Wednesday, January 7, 2009

Snowy Bandstand

Well, it's snowing today throughout the city and surrounding areas. It's a typical snowy day, some schools are out, parking bans in effect and life in this city slows down a bit. The Eastern Prom is always a nice place to hang out any day, regardless of the weather though. Usually, there are picturesque views of Casco Bay and the surrounding islands from here, but not this morning. Built in 1861, the bandstand is the site of concerts on warm summer evenings. Chandlers' Band entertains at a special Fourth of July concert. For Mom and Dad, it was a cheap night out with the family, dinner at The Village, then a short trip up the Hill to the Prom--let the four kids run around for an hour or so. Sometimes we even got to check out the Maine State Pier for ships in port and take a spin by the Grand Trunk Railroad yard. All in a night's work! Stay warm!

Tuesday, January 6, 2009

Gone South!

Since my dad showed me how to dig up potatoes at our house on Washington Avenue, I've always been intrigued by gardens and the growing cycle, even living in a state with such a short season. So when we moved into our house in '77, besides a woodstove, a garden plot was something that just had to be found. We have two areas set aside for vegetables and such, not huge, but as they say, good enough. Surrounding the gardens and throughout our backyard are numerous birdhouses of all shapes, sizes and designs. Along with birdfeeders for the winter months, I just can't help adding them to the grounds, even though, as you might imagine, there's not a lot of activity at the 'houses' on a frigid January morning.

Monday, January 5, 2009

Wilde Chapel

This is the Samuel Wilde Memorial Chapel in Evergreen Cemetery. Lots of memories here! I spent many a day in my youth on 'adventures' in these beautiful and tranquil 239 acres. Bike riding, forever it seemed, on summer evenings, ice skating on the ponds in the winter months, and I even remember a misadventure of 'cemetery golf' among the stones. Later, in high school and beyond(parts of 8 summers), I worked for the City of Portland mowing lawns, trimming hedges and cleaning gravestones. Even today, when I get a chance, I take a turn and travel the many dirt roads. It truly is a wonderous place.

Sunday, January 4, 2009

Some Reflection

An early morning walk along a snowy street finds many interesting nooks and crannies. Lots of my early days were spent doing 'investigations' in the Morrill's Corner area of the city. I delivered morning and afternoon newspapers along Forest, Stevens and Allen Avenues -from age 12 through high school. Always enjoyed walking the side streets alone before dawn, when lights were just beginning to show in neighborhood houses. Time to think and reflect.

Saturday, January 3, 2009

Bottles and Frost

Cold morning in Maine?

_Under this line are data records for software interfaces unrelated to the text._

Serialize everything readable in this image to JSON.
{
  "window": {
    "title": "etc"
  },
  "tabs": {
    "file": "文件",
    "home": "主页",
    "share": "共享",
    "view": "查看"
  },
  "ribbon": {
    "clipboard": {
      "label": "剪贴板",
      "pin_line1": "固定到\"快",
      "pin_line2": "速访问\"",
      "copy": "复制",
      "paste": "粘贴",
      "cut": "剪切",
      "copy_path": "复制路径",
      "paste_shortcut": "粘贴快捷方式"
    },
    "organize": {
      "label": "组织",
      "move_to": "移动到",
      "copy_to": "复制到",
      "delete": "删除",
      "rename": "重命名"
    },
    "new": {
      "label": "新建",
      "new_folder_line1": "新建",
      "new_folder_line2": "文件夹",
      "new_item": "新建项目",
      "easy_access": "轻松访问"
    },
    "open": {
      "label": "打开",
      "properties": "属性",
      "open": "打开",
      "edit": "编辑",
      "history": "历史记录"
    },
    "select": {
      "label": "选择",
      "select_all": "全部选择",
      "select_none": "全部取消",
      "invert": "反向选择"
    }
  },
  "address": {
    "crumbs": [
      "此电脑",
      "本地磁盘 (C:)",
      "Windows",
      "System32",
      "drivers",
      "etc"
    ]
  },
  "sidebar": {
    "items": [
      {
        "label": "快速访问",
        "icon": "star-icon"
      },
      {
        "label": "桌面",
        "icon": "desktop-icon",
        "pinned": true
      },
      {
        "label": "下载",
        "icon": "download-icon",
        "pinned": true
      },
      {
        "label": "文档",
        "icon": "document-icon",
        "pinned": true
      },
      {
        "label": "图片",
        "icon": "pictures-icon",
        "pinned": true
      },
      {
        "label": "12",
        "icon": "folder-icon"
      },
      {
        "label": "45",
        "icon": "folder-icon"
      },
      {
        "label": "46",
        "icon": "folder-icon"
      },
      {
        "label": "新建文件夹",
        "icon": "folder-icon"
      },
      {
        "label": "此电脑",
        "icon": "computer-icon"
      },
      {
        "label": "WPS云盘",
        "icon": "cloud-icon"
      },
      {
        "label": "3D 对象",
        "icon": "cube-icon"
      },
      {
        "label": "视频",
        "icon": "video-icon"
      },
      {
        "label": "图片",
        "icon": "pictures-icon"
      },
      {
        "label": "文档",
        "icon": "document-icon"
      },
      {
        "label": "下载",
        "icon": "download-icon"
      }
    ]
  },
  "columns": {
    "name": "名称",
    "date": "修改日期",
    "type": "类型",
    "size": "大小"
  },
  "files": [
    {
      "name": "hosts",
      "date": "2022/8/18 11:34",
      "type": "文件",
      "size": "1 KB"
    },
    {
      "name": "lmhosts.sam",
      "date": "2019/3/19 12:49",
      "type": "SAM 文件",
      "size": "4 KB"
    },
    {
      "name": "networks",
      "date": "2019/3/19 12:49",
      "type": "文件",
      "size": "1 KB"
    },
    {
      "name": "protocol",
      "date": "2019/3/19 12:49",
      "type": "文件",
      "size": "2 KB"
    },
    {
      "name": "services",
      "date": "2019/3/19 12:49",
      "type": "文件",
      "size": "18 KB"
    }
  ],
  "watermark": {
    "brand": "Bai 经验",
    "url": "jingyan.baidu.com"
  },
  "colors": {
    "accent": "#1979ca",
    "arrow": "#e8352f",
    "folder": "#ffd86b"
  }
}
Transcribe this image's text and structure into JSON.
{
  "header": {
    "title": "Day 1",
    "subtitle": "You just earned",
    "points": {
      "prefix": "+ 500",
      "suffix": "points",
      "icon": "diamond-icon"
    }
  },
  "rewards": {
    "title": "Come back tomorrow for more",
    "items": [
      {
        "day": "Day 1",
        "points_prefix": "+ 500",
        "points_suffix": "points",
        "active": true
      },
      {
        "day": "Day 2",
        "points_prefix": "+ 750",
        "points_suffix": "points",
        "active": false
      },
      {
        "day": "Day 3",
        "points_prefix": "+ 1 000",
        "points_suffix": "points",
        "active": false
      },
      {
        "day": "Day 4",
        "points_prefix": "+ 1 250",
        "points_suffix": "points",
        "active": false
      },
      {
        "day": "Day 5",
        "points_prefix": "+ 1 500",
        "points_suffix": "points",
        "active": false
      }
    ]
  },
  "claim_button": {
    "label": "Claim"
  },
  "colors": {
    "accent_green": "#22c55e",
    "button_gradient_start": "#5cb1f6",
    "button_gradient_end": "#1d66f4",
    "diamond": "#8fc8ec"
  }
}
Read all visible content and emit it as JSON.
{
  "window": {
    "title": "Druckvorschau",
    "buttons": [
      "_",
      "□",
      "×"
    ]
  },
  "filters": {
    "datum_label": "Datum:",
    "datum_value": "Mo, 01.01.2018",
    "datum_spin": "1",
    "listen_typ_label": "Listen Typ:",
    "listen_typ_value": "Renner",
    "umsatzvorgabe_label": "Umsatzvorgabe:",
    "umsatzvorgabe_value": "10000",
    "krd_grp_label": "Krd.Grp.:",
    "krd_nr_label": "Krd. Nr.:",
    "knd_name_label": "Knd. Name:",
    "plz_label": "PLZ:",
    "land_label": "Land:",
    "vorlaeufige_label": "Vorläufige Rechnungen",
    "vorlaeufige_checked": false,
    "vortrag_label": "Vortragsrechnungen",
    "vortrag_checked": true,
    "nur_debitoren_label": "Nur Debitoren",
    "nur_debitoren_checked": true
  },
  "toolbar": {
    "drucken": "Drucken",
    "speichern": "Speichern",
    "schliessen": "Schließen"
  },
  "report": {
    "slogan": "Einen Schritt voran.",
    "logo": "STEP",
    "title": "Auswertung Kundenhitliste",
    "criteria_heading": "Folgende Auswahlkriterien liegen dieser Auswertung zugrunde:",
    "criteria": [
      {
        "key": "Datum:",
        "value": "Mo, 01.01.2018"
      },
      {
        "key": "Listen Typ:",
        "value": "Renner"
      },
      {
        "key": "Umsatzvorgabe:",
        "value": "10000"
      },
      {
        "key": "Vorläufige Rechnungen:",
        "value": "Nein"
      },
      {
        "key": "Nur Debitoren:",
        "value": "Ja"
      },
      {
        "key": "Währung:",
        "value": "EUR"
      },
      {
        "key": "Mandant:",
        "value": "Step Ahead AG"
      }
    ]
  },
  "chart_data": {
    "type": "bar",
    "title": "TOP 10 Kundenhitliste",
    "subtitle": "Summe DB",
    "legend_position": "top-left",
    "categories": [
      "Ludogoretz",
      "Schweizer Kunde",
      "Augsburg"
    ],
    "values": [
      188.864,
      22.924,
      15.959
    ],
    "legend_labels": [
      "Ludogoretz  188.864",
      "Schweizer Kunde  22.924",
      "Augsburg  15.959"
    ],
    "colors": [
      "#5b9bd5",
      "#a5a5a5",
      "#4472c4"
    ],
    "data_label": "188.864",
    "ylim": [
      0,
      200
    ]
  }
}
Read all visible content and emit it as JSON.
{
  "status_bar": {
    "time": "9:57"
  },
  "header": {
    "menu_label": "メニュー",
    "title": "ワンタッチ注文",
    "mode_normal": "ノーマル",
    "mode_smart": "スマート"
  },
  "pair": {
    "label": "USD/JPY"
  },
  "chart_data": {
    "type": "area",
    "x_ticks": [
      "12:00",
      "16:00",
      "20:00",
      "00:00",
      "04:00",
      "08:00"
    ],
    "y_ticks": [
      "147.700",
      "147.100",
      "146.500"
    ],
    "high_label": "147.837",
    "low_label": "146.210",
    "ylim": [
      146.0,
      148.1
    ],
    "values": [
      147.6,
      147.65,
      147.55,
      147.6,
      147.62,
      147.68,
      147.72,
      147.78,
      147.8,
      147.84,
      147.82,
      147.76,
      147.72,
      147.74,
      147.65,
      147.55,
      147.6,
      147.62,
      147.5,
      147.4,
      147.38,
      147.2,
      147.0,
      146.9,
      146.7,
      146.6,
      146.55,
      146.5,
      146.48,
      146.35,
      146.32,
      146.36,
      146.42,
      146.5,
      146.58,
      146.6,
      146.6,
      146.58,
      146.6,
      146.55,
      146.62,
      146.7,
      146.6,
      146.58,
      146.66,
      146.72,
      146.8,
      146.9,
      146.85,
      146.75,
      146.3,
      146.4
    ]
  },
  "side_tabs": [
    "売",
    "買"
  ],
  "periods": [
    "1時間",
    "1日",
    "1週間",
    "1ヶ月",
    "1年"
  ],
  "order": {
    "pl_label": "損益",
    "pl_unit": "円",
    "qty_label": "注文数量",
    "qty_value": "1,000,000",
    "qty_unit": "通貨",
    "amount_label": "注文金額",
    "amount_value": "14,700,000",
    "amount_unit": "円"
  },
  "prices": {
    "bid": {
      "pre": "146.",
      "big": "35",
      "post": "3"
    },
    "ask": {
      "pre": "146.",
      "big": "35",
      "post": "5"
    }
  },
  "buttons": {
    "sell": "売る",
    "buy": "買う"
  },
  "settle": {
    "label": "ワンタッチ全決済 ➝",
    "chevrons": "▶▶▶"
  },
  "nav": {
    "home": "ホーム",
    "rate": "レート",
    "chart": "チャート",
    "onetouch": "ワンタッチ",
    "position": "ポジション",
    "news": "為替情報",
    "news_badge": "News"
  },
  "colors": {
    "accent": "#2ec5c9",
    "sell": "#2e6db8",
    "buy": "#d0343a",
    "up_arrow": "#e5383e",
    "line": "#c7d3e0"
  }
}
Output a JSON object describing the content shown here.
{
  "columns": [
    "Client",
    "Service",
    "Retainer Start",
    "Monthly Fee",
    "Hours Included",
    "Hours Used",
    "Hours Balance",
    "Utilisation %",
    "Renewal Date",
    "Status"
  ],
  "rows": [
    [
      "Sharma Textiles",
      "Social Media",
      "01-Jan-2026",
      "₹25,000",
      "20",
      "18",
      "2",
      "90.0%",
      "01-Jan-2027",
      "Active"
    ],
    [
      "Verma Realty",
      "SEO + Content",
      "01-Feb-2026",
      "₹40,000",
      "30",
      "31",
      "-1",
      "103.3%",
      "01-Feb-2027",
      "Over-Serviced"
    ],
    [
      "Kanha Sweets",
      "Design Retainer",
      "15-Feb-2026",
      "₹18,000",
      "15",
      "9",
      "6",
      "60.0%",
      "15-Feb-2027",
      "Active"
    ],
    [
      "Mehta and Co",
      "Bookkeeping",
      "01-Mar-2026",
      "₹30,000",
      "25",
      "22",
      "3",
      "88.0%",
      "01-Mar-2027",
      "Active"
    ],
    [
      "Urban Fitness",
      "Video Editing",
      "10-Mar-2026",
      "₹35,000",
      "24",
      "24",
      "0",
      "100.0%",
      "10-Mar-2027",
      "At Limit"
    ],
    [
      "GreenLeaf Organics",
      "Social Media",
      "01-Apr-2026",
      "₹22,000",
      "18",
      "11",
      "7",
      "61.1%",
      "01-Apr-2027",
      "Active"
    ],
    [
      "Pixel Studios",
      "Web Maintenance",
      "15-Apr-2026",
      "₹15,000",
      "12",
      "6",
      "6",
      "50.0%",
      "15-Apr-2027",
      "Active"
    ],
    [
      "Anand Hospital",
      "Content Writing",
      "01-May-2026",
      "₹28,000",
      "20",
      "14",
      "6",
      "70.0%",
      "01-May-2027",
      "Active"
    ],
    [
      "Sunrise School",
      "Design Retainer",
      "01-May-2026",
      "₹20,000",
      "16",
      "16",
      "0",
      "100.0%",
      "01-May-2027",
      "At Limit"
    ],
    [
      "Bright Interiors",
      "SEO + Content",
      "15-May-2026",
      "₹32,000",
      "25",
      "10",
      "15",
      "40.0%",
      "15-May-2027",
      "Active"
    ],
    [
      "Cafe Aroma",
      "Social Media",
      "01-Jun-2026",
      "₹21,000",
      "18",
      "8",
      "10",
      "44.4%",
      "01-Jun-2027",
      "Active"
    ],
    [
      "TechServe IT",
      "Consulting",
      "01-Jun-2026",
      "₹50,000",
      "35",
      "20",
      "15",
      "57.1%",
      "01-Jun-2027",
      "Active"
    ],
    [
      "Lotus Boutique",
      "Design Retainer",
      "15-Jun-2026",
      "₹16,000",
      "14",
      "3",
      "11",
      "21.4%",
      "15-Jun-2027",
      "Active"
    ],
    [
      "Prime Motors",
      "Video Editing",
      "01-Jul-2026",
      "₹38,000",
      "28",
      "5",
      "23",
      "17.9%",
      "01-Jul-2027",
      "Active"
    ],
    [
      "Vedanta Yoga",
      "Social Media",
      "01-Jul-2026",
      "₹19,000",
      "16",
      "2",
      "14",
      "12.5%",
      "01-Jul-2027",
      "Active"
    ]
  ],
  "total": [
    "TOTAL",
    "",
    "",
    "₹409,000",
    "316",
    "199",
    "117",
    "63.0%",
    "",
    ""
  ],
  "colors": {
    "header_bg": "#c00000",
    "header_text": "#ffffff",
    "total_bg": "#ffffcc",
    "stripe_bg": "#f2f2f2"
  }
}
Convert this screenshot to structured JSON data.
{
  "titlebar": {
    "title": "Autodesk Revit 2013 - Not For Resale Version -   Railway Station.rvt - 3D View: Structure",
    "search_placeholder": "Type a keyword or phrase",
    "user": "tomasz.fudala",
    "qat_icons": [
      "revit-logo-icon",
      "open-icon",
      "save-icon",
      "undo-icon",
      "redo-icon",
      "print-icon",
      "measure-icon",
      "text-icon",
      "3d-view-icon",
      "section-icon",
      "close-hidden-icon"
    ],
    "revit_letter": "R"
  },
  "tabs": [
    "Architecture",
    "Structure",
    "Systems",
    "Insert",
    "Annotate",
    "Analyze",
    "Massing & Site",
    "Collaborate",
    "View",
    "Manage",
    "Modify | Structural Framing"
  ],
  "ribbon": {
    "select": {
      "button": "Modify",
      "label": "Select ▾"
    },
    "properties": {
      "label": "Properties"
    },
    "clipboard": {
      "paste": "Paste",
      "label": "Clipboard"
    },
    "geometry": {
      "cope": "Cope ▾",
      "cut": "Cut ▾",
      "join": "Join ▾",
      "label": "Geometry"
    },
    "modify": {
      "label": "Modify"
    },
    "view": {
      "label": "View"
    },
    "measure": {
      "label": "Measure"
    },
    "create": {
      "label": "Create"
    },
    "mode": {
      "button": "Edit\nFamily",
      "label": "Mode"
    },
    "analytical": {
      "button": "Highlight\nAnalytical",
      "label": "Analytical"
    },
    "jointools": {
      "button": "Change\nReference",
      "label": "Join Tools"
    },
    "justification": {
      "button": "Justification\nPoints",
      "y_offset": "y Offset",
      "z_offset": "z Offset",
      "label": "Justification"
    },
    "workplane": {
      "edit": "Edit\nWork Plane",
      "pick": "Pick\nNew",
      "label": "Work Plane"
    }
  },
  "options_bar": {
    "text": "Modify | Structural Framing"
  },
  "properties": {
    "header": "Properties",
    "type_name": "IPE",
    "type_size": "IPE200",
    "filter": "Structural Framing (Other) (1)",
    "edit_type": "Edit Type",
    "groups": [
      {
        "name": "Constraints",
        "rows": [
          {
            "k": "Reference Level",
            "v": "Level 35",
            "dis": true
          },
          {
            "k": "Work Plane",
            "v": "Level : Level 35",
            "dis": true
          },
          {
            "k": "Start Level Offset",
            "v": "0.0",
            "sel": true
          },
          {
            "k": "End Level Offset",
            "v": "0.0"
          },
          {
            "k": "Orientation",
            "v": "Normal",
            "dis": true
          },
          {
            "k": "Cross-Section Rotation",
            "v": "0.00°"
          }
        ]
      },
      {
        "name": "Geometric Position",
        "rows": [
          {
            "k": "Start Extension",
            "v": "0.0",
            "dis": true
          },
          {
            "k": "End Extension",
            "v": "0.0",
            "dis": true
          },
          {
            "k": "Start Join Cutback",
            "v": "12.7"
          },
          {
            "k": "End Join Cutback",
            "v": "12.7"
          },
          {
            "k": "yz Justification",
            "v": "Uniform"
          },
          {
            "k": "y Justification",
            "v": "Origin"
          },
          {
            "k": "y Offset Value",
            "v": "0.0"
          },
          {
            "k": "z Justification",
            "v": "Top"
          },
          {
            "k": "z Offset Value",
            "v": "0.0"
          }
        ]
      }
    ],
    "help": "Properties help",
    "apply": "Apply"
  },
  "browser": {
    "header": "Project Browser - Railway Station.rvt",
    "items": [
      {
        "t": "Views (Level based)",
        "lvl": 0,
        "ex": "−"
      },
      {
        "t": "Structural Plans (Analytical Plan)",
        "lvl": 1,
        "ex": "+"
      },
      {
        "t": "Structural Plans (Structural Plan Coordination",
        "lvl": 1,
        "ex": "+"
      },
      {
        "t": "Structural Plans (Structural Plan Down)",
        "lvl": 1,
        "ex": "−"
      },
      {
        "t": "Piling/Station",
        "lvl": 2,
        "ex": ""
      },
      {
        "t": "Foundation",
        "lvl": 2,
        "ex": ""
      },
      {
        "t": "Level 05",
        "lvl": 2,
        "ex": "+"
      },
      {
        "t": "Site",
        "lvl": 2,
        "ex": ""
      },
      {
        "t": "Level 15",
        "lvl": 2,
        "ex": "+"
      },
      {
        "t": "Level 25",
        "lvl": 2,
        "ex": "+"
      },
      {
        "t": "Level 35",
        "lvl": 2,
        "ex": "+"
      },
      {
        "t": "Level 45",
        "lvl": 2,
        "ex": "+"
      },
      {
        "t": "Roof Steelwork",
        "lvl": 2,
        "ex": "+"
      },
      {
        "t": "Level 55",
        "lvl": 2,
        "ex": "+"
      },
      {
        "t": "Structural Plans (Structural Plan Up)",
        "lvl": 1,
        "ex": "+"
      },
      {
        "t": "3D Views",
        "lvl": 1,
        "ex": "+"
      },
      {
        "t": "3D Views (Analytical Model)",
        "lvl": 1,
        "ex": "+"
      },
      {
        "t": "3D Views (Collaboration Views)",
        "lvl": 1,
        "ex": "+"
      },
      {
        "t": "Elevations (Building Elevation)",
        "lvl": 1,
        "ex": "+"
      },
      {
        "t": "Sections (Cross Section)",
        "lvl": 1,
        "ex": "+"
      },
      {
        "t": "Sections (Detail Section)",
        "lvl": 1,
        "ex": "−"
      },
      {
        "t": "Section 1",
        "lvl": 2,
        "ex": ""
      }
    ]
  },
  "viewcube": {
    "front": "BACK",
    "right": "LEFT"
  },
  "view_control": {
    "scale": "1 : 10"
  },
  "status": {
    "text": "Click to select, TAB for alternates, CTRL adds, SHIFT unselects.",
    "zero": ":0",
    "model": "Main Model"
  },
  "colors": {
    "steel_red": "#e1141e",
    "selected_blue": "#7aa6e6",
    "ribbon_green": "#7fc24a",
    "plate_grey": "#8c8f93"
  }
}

I guess. Frosty attic windows looking out on our back field tell the story. We've been living in our home since the fall of 1977. It's about 30 minutes from Portland, Maine's largest city. It's an old farmhouse that's almost 200 years old, and we have enjoyed everyday in it, even with all the trials and tribulations of renovating an old homestead. The 3 cords of wood help keep it toasty warm even on mornings like this.

Friday, January 2, 2009

Longfellow in His Chair

Henry Wadsworth Longfellow (February 27, 1807 – March 24, 1882) was an American educator and poet whose works include "Paul Revere's Ride", The Song of Hiawatha, and "Evangeline". Longfellow was born in Portland, Maine and studied at Bowdoin College.
This is Longfellow Square in Portland. Growing up in this city, it has always been a comforting spot. He certainly needs his scarf this morning... 13 above.